> **Task brief**
Each line in the entries below that holds the string "logo" must be copied.

─── Data supplied ───

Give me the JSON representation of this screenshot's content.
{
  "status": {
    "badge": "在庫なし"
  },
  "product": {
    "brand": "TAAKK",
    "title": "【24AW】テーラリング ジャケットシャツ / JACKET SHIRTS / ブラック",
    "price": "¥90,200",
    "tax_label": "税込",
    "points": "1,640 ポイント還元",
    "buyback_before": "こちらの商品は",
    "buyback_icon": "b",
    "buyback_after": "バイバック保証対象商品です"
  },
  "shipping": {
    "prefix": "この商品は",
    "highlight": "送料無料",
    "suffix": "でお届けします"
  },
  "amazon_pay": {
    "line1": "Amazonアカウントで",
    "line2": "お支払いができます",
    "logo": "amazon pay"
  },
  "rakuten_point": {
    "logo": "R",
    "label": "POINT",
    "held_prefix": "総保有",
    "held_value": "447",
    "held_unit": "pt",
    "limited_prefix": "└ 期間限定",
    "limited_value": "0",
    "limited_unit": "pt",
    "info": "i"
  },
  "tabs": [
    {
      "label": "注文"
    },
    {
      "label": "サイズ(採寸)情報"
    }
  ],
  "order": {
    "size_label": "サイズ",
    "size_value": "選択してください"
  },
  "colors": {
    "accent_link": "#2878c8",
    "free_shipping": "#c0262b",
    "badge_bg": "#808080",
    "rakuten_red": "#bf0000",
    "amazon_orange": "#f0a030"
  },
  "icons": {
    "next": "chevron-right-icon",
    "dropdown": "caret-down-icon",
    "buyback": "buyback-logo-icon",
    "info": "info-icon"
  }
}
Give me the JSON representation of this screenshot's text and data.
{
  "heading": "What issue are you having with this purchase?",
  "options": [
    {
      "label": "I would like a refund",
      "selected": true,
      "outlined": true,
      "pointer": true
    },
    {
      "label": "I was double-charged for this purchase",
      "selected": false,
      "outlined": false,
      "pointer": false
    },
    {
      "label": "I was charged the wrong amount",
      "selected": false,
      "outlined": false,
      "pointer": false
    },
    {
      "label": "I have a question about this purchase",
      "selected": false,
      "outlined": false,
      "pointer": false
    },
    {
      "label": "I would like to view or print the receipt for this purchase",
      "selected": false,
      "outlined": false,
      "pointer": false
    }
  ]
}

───

> **Task result**
    "logo": "amazon pay"
    "logo": "R",
    "buyback": "buyback-logo-icon",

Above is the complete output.